Volume 34, Issue 4 p. 345-349

Thigmotaxis maintains processions of late-instar caterpillars of Ochrogaster lunifer


Corresponding Author


Department of Zoology, La Trobe University, Melbourne, Victoria, Australia

Dr Martin J. Steinbauer, Department of Zoology, La Trobe University, Melbourne, Victoria 3086, Australia Tel.: +61 3 9479 1672; fax: +61 3 9479 1551; e-mail: [email protected]Search for more papers by this author
First published: 19 November 2009
Citations: 10

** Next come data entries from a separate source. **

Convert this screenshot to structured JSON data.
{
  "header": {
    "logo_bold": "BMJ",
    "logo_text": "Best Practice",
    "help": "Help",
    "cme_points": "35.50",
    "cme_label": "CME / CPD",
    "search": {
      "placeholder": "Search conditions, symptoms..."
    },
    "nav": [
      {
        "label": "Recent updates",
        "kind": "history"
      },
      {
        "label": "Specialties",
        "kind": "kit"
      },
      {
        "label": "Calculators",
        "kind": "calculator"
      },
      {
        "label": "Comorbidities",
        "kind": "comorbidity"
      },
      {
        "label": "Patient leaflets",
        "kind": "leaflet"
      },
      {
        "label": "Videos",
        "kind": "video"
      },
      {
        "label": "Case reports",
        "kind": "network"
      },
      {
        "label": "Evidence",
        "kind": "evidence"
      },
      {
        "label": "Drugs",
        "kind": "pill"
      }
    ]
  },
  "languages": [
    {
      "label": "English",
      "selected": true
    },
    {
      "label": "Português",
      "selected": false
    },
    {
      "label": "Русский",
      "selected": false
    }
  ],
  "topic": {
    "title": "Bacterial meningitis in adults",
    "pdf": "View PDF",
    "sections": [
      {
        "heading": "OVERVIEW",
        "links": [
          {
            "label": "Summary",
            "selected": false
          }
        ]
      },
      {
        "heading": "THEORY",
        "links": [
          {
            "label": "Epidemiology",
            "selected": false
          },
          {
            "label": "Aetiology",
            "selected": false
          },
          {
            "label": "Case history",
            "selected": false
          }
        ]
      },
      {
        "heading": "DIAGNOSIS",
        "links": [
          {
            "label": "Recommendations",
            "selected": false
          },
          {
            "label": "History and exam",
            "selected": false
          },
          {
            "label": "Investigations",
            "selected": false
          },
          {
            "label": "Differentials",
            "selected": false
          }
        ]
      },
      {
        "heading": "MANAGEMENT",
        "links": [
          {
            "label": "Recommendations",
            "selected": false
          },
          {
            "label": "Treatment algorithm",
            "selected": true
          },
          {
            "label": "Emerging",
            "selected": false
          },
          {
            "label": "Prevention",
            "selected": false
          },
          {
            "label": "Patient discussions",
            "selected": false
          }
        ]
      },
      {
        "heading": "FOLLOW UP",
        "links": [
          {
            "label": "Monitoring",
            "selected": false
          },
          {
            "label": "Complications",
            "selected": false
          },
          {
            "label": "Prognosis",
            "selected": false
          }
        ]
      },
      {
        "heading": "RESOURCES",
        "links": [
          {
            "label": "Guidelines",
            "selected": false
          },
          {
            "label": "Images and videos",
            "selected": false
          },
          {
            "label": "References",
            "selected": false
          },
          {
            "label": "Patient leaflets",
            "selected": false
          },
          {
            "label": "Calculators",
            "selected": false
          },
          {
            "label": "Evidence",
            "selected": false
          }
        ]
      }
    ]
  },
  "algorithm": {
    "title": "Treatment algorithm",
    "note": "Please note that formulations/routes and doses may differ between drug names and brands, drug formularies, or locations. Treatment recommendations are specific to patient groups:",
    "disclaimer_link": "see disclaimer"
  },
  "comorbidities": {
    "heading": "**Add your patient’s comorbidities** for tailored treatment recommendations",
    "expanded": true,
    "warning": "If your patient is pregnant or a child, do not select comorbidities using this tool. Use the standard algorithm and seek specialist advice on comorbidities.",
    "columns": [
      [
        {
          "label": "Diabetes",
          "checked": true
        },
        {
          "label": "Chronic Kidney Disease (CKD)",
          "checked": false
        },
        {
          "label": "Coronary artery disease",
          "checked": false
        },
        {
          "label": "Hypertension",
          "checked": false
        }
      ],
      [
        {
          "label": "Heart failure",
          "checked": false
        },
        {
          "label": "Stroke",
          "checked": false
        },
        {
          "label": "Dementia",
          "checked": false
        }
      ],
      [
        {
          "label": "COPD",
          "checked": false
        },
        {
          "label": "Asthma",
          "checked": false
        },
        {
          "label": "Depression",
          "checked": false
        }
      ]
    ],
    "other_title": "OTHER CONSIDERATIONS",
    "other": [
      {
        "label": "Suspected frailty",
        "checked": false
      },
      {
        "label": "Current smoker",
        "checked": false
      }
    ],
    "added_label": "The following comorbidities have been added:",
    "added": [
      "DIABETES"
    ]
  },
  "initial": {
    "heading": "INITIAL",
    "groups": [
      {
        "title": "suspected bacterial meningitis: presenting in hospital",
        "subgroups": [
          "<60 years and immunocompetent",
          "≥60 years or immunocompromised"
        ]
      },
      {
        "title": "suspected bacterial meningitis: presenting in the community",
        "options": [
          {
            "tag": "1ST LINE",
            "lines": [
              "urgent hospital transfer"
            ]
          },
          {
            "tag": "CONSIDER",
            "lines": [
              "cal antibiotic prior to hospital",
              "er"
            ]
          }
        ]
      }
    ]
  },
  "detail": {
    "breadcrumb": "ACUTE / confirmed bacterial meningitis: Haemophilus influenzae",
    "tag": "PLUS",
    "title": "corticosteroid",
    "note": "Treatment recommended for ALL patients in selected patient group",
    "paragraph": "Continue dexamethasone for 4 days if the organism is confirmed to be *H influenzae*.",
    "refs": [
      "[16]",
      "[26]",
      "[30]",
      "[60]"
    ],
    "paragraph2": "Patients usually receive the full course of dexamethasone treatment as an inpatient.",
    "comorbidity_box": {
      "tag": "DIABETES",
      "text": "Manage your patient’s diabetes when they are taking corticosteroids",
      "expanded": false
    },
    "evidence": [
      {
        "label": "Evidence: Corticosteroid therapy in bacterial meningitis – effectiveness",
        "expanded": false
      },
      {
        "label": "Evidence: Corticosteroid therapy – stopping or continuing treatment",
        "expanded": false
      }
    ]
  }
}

Processionary behaviour is a distinctive feature of the dispersal of caterpillars of a number of Lepidoptera, including Ochrogaster lunifer Herrich-Schäffer (Lepidoptera: Notodontidae) from Australia. By cutting hairs on either the first or last three segments of the bodies of caterpillars and re-introducing them into processions of normal caterpillars, the present study provides strong evidence that thigmotaxis is the mechanism that maintains single-file, head-to-tail movement of groups of individuals. The inclusion of caterpillars whose posterior hairs have been cut results in the breakage of processions, whereas the inclusion of caterpillars whose anterior hairs have been cut rarely results in the breakage of processions. The breakage of processions occurs because caterpillars whose posterior hairs had been cut are difficult to follow and they will not stop when those behind became detached. The speed of movement of processions incorporating caterpillars whose hairs on the posterior segments of their bodies have been cut also has a significant effect on the likelihood of maintaining processionary movement; faster-moving processions are more likely to break than are more slowly-moving processions.